This might be the oddest gift on the list, but it actually sits atop my handwritten list in my Field Notes book. This is one of my favourite gifts from Jaclyn over the last few years and I use it every single day, without fail. At $16, you’ll find cheaper tweezers, but they won’t be anywhere near as useful as the Tweezerman.

4. Côte&Ciel Isar Rucksack

Here’s another item Jaclyn and I purchased for our trip to Europe. The Côte&Ciel Isar backpack caught my eye a few years ago when Andrew Kim reviewed it for his then-current blog Minimally Minimal. His photos were tremendous, which probably resulted in my lusting after the bag for the next few years.

But after a few iterations and newfound materials, the Isar Rucksack has become one of the most unique, most useful backpacks to be found. The vertical zipper is in direct contrast of other backpacks on the market, but it helps the Isar carry more belongings than I ever expected. The laptop sleeve is located behind the shoulder straps, making it more difficult to open, but more secure from thieves. It comes in two different sizes and a wide range of colours and materials.
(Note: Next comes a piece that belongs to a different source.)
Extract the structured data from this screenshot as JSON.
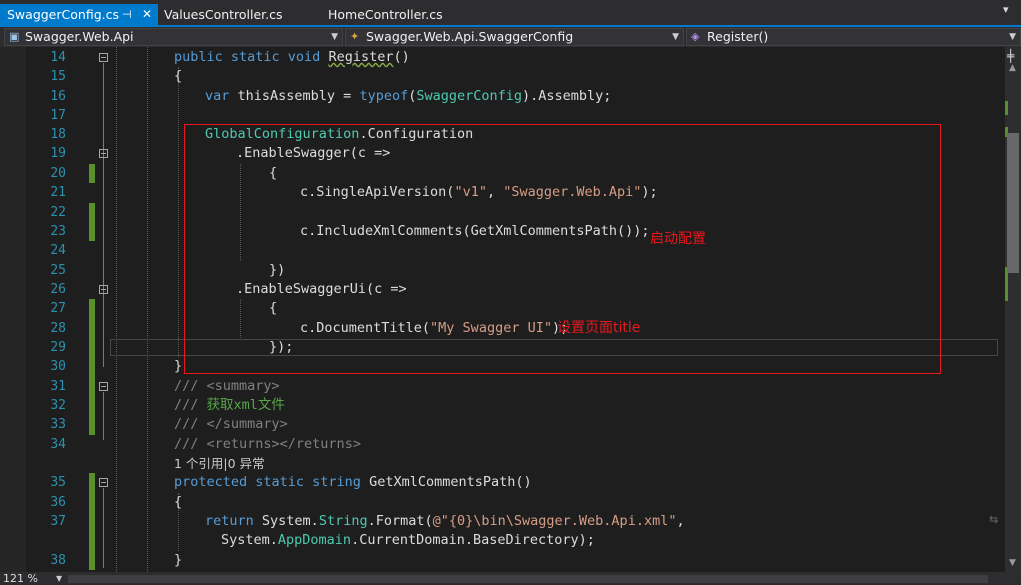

And it flat out looks sweet.

This isn’t a cheap backpack, by any stretch. You can pick it up for $295, but it can range to as high as $750 for the higher end leather backpacks.

I recommend this backpack on looks alone, but its utility far outweighs any other backpack I’ve owned. As an everyday general/travel backpack, the Isar is a great choice.

5. J. Lohr Chardonnay and Pinot Noir

Hat tip to Marius on this one.

Jaclyn and I have been on a wine kick for the better part of a year. In our research, I asked both Álvaro and Marius for some recommendations and Marius came forward with a Cabernet Sauvignon recommendation. We started with the Cab Sauv and moved on to try the J. Lohr Merlot, Chardonnay, and most recently, the Pinot Noir. All are our favourite wines so far, with the Chardonnay and Pinot Noir taking the cake.

The Pinot Noir is on the lighter-bodied side of the red wine spectrum. It’s a bit fruitier than both the Merlot and the Cabernet Sauvignon, which is probably why Jaclyn and I shot it to the top of the list. The Chardonnay is also fruitier, but I’d actually say it’s on the heavier side of the white wines I’ve tried.

The Chardonnay is available in Canada for around $24 CAD a bottle (depending on the province) and the Pinot Noir is available for around $30 CAD a bottle (again, depending on the province). However, they’re much less expensive in the United States (somewhere between $14 and $17 USD).

We highly recommend both these J. Lohr wines. Grab a couple bottles, chill the Chardonnay for about 15 minutes and the Pinot Noir for about 5 minutes in the freezer before serving, and watch your Christmas dinner come to life.

There you have it: Five items Jaclyn and I have around the house that we purchased or discovered this year and that have brought the most delight to the household. These items all have lasting value, great quality, and are sure to be used by whoever the recipient.

It’s a bit early, but we wish you a healthy and blessed Christmas season.

I just checked. It is.